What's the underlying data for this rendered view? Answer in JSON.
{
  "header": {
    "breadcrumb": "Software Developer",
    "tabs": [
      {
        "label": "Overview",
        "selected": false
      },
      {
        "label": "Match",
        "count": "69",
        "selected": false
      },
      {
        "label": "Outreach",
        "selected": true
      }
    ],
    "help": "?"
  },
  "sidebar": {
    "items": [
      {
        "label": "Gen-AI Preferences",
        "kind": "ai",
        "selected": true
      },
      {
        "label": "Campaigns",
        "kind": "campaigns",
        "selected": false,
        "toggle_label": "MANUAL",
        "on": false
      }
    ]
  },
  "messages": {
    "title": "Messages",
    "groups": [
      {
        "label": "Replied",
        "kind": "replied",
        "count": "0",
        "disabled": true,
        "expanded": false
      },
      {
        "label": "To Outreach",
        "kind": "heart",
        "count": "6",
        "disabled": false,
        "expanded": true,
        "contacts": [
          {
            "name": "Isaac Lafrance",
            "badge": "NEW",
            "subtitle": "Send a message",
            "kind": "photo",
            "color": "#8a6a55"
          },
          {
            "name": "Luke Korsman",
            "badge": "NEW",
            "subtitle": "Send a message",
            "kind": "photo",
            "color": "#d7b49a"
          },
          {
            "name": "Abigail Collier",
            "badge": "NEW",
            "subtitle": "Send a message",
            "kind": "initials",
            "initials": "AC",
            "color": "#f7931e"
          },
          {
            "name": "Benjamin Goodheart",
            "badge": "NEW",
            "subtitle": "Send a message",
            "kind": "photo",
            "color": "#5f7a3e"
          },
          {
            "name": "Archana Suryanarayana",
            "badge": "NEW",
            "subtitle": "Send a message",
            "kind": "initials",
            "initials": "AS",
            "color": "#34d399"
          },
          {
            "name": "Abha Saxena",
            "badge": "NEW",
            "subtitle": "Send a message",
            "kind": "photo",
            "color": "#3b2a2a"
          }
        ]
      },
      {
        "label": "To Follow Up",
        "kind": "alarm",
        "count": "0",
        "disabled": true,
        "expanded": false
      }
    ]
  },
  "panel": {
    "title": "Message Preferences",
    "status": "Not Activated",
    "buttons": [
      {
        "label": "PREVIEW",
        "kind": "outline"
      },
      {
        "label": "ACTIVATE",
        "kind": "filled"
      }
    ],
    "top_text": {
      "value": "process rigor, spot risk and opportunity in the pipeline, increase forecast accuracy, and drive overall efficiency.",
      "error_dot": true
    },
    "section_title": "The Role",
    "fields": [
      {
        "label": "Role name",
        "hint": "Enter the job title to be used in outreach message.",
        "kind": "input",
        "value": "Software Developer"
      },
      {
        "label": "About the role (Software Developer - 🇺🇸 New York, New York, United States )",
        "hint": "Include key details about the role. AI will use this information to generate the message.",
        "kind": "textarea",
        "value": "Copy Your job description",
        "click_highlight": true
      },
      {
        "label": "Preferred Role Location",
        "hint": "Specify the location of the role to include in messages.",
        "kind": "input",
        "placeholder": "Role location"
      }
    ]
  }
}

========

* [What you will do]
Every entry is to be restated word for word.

* [Completed exercise]
What's the underlying data for this rendered view? Answer in JSON.
{
  "header": {
    "breadcrumb": "Software Developer",
    "tabs": [
      {
        "label": "Overview",
        "selected": false
      },
      {
        "label": "Match",
        "count": "69",
        "selected": false
      },
      {
        "label": "Outreach",
        "selected": true
      }
    ],
    "help": "?"
  },
  "sidebar": {
    "items": [
      {
        "label": "Gen-AI Preferences",
        "kind": "ai",
        "selected": true
      },
      {
        "label": "Campaigns",
        "kind": "campaigns",
        "selected": false,
        "toggle_label": "MANUAL",
        "on": false
      }
    ]
  },
  "messages": {
    "title": "Messages",
    "groups": [
      {
        "label": "Replied",
        "kind": "replied",
        "count": "0",
        "disabled": true,
        "expanded": false
      },
      {
        "label": "To Outreach",
        "kind": "heart",
        "count": "6",
        "disabled": false,
        "expanded": true,
        "contacts": [
          {
            "name": "Isaac Lafrance",
            "badge": "NEW",
            "subtitle": "Send a message",
            "kind": "photo",
            "color": "#8a6a55"
          },
          {
            "name": "Luke Korsman",
            "badge": "NEW",
            "subtitle": "Send a message",
            "kind": "photo",
            "color": "#d7b49a"
          },
          {
            "name": "Abigail Collier",
            "badge": "NEW",
            "subtitle": "Send a message",
            "kind": "initials",
            "initials": "AC",
            "color": "#f7931e"
          },
          {
            "name": "Benjamin Goodheart",
            "badge": "NEW",
            "subtitle": "Send a message",
            "kind": "photo",
            "color": "#5f7a3e"
          },
          {
            "name": "Archana Suryanarayana",
            "badge": "NEW",
            "subtitle": "Send a message",
            "kind": "initials",
            "initials": "AS",
            "color": "#34d399"
          },
          {
            "name": "Abha Saxena",
            "badge": "NEW",
            "subtitle": "Send a message",
            "kind": "photo",
            "color": "#3b2a2a"
          }
        ]
      },
      {
        "label": "To Follow Up",
        "kind": "alarm",
        "count": "0",
        "disabled": true,
        "expanded": false
      }
    ]
  },
  "panel": {
    "title": "Message Preferences",
    "status": "Not Activated",
    "buttons": [
      {
        "label": "PREVIEW",
        "kind": "outline"
      },
      {
        "label": "ACTIVATE",
        "kind": "filled"
      }
    ],
    "top_text": {
      "value": "process rigor, spot risk and opportunity in the pipeline, increase forecast accuracy, and drive overall efficiency.",
      "error_dot": true
    },
    "section_title": "The Role",
    "fields": [
      {
        "label": "Role name",
        "hint": "Enter the job title to be used in outreach message.",
        "kind": "input",
        "value": "Software Developer"
      },
      {
        "label": "About the role (Software Developer - 🇺🇸 New York, New York, United States )",
        "hint": "Include key details about the role. AI will use this information to generate the message.",
        "kind": "textarea",
        "value": "Copy Your job description",
        "click_highlight": true
      },
      {
        "label": "Preferred Role Location",
        "hint": "Specify the location of the role to include in messages.",
        "kind": "input",
        "placeholder": "Role location"
      }
    ]
  }
}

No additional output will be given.